The “first sale” provision of federal copyright law holds that the owner of a copy of a work may sell or dispose of it without the copyright owner’s approval. UMG argued that its promotional CDs weren’t covered by the first-sale rule because recipients of the discs didn’t own them, they merely were licensees with limited privileges.
The Ninth Circuit had been sympathetic to similar arguments from software developers, ruling that they can bar the resale of their products by licensing them to buyers instead of selling them outright. But appeals court Judge William C. Canby Jr., writing for the three-judge panel, said that the same logic didn’t apply to UMG’s promotional CDs. That’s because the discs were sent unbidden to people on the UMG mailing list, with no indication from the recipients that they agreed to the licensing terms in the packaging.
“Because the record here is devoid of any indication that the recipients agreed to a license, there is no evidence to support a conclusion that licenses were established under the terms of the promotional statement,” wrote Judge Canby. “Accordingly, we conclude that UMG’s transfer of possession to the recipients, without meaningful control or even knowledge of the status of the CDs after shipment, accomplished a transfer of title.”
As unfair as it seems to record companies, the recipients of promo CDs are now free to ‘dispose’ of the discs as they see fit, and people like Troy Augusto are now free to sell them on eBay.
FindLaw.com, January 4, 2011
Read The Decision: Click Here
Supreme Court to Tiffany: eBay is OK
The Supreme Court won’t overturn a ruling that says eBay isn’t violating Tiffany’s trademarks by selling items on its website that might be counterfeit.
On November 29, 2010, the high court refused to hear an appeal from Tiffany Inc.
Tiffany sued eBay in 2004, claiming that eBay engaged in trademark infringement and dilution because most items that sellers list for sale as genuine Tiffany jewelry on its sites were fakes.
However, the lower courts had cited the fact that eBay took down listings when Tiffany informed the company that the materials were counterfeit. The judges said eBay cannot be held responsible for counterfeits being sold on its site if the website doesn’t know the items are fake.
Tiffany wanted the Supreme Court to reconsider that ruling. The case is Tiffany Inc. v. eBay Inc., 10-300.
See GrayZone 3Q 2004 Digest: http://grayzone.com/0704.htm" target="_blank"> Click Here
PC Mag Called Out For Encouraging Piracy
The music industry has accused the IT magazine, PC Mag, of encouraging copyright theft after it listed a number of alternative P2P services in the wake of Limewire being shut down. PC Mag received a letter signed by a number of music industry executives which accused the publication of encouraging copyright infringement.
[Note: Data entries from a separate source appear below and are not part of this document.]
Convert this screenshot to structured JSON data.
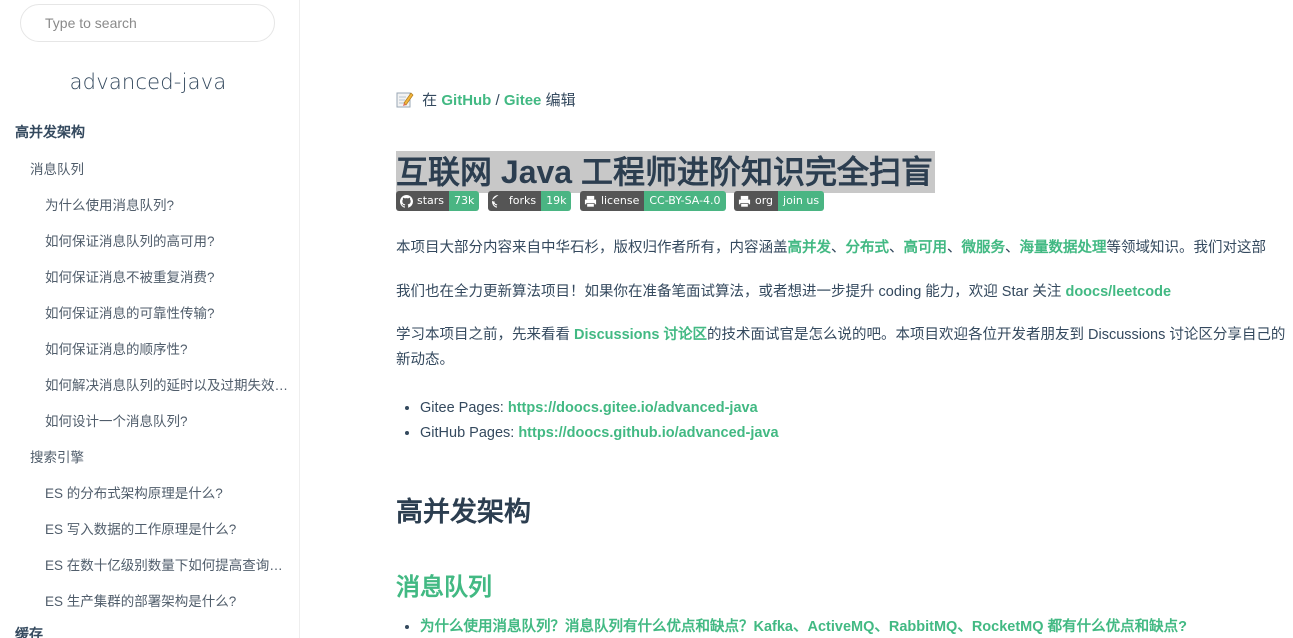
{
  "search": {
    "placeholder": "Type to search"
  },
  "sidebar": {
    "app_name": "advanced-java",
    "items": [
      {
        "label": "高并发架构",
        "level": 0
      },
      {
        "label": "消息队列",
        "level": 1
      },
      {
        "label": "为什么使用消息队列?",
        "level": 2
      },
      {
        "label": "如何保证消息队列的高可用?",
        "level": 2
      },
      {
        "label": "如何保证消息不被重复消费?",
        "level": 2
      },
      {
        "label": "如何保证消息的可靠性传输?",
        "level": 2
      },
      {
        "label": "如何保证消息的顺序性?",
        "level": 2
      },
      {
        "label": "如何解决消息队列的延时以及过期失效问题?",
        "level": 2
      },
      {
        "label": "如何设计一个消息队列?",
        "level": 2
      },
      {
        "label": "搜索引擎",
        "level": 1
      },
      {
        "label": "ES 的分布式架构原理是什么?",
        "level": 2
      },
      {
        "label": "ES 写入数据的工作原理是什么?",
        "level": 2
      },
      {
        "label": "ES 在数十亿级别数量下如何提高查询效率?",
        "level": 2
      },
      {
        "label": "ES 生产集群的部署架构是什么?",
        "level": 2
      },
      {
        "label": "缓存",
        "level": 0
      }
    ]
  },
  "main": {
    "edit": {
      "prefix": "在",
      "github": "GitHub",
      "sep": "/",
      "gitee": "Gitee",
      "suffix": "编辑"
    },
    "title": "互联网 Java 工程师进阶知识完全扫盲",
    "badges": [
      {
        "icon": "github-icon",
        "label": "stars",
        "value": "73k",
        "value_color": "#4ab583"
      },
      {
        "icon": "github-icon",
        "label": "forks",
        "value": "19k",
        "value_color": "#4ab583"
      },
      {
        "icon": "printer-icon",
        "label": "license",
        "value": "CC-BY-SA-4.0",
        "value_color": "#4ab583"
      },
      {
        "icon": "printer-icon",
        "label": "org",
        "value": "join us",
        "value_color": "#4ab583"
      }
    ],
    "intro": {
      "p1_text": "本项目大部分内容来自中华石杉，版权归作者所有，内容涵盖",
      "p1_links": [
        "高并发",
        "分布式",
        "高可用",
        "微服务",
        "海量数据处理"
      ],
      "p1_sep": "、",
      "p1_tail": "等领域知识。我们对这部",
      "p2_text": "我们也在全力更新算法项目！如果你在准备笔面试算法，或者想进一步提升 coding 能力，欢迎 Star 关注 ",
      "p2_link": "doocs/leetcode",
      "p3_pre": "学习本项目之前，先来看看 ",
      "p3_link": "Discussions 讨论区",
      "p3_text": "的技术面试官是怎么说的吧。本项目欢迎各位开发者朋友到 Discussions 讨论区分享自己的",
      "p3_line2": "新动态。"
    },
    "pages": [
      {
        "label": "Gitee Pages: ",
        "url": "https://doocs.gitee.io/advanced-java"
      },
      {
        "label": "GitHub Pages: ",
        "url": "https://doocs.github.io/advanced-java"
      }
    ],
    "section_title": "高并发架构",
    "subsection_title": "消息队列",
    "faq_link": "为什么使用消息队列？消息队列有什么优点和缺点？Kafka、ActiveMQ、RabbitMQ、RocketMQ 都有什么优点和缺点?"
  },
  "colors": {
    "accent": "#42b983",
    "text": "#34495e",
    "heading": "#2c3e50",
    "badge_dark": "#555555"
  }
}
The PC Mag story had listed six P2P services and torrent trackers, along with the disclaimer that “all of these services should be used for legal downloads, of course.”
Despite the disclaimer the music industry executives were fuming. “The harm done to the creative community when people are encouraged to steal our music is immeasurable. Disclaimer or no, when you offer a list of alternative P2P sites to LimeWire and include more of the serial offenders, PC Magazine is slyly encouraging people to steal more music.”
PC Mag editor-in-chief Lance Ulanoff, replied that it was his magazine’s job to cover all aspects of technology, which includes the products, services and activities that some groups and individuals might deem objectionable.